Oil prices ease on prospect of persistently high US interest rates

By Thomson Reuters Apr 18, 2024 | 8:04 PM

By Laila Kearney

NEW YORK (Reuters) – Oil prices slipped in early trade on Friday as U.S. jobs data pointed to higher interest rates for longer and easing tensions in the Middle East dampened supply concerns. The market largely shrugged off sanctions on Venezuela and Iran.

Brent futures fell 23 cents, or 0.3%, to $86.88 a barrel by 0037 GMT. U.S. crude fell 25 cents to $82.48 per barrel, also down 0.3%.

The number of Americans filing new jobless claims was unchanged at a low level last week, pointing to continued labor market strength. That reinforced views the Federal Reserve would keep rates higher for longer, which could dampen oil demand.

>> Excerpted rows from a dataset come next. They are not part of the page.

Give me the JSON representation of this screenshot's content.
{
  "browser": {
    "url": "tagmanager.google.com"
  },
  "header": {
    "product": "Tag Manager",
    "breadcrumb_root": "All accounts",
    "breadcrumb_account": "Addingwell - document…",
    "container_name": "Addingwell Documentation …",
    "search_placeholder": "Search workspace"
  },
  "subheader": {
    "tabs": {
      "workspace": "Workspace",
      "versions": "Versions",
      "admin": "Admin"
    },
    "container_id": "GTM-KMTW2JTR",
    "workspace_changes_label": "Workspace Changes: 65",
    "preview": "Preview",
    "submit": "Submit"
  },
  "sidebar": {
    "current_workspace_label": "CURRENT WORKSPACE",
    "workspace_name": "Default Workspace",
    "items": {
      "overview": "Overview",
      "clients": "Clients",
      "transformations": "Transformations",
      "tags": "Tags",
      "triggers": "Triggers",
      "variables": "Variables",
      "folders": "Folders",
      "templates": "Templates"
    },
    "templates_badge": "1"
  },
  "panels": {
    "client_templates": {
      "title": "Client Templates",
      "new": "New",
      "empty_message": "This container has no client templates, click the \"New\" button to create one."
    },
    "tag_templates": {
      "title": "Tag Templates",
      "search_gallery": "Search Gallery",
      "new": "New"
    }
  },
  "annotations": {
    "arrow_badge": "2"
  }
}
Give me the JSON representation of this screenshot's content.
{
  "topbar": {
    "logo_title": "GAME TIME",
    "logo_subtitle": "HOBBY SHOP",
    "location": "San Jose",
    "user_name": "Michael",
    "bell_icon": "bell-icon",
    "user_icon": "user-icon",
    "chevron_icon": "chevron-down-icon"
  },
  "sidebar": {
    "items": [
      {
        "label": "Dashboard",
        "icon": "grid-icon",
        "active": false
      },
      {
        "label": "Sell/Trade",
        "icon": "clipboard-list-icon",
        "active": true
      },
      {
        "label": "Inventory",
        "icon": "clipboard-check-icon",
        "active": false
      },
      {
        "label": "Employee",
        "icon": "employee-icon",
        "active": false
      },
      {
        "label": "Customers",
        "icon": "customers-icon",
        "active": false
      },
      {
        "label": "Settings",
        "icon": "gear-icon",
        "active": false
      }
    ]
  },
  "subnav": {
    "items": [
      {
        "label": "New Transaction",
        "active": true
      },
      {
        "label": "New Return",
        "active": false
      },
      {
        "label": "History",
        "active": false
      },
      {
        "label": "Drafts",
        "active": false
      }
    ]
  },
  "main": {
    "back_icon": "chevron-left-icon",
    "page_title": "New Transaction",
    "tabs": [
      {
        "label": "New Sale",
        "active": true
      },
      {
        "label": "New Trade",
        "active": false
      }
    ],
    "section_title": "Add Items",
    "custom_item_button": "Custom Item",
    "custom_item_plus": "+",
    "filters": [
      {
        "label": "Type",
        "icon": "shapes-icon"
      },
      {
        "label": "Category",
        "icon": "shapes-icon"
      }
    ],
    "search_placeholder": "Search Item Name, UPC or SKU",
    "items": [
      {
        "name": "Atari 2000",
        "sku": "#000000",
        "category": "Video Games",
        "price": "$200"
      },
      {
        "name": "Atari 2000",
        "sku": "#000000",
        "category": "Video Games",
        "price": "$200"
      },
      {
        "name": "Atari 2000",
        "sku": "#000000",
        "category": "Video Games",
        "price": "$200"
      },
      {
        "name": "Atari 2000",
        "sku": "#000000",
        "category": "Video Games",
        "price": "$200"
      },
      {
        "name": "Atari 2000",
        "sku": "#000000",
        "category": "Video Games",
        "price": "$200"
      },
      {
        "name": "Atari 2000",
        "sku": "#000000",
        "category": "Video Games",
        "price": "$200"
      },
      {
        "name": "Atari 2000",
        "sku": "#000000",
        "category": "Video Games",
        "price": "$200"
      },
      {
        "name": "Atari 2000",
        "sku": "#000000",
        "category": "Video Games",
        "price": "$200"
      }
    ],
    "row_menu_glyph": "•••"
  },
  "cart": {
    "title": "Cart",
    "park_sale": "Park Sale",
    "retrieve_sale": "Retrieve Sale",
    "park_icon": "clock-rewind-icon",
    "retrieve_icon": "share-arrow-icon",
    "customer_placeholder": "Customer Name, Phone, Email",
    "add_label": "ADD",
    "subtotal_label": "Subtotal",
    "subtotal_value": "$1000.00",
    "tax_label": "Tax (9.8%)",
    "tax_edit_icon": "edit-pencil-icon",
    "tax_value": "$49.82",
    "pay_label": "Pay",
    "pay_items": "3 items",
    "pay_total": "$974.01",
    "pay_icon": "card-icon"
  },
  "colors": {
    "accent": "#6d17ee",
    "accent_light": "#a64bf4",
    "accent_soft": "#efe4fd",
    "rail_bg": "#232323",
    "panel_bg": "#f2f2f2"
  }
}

The European Central Bank, meanwhile indicated that an interest rate cut is coming in June, while in China, the world’s biggest oil importer, central bank officials said the bank could take further steps to support the economy as real credit demand weakens.

In global crude oil supply, Venezuela lost a key U.S. license allowing the OPEC member to export oil to markets globally. The U.S. also announced sanctions on Iran, another OPEC member, targeting after the country’s drone strike on Israel last weekend.

The latter sanctions, however, excluded Iran’s oil industry.

Helping to soften crude price decline, Goldman Sachs on Thursday revised its Brent crude oil price forecasts, projecting $86 for the second half of 2024, up from $85 previously and $82 for 2025, up from $80.

“Goldman Sachs expects prices to consolidate in coming months as demand-driven boost from Q3 inventory declines offsets moderation in the risk premium,” Goldman analysts said in a note.

(Reporting by Laila Kearney in New York; Editing by Sonali Paul)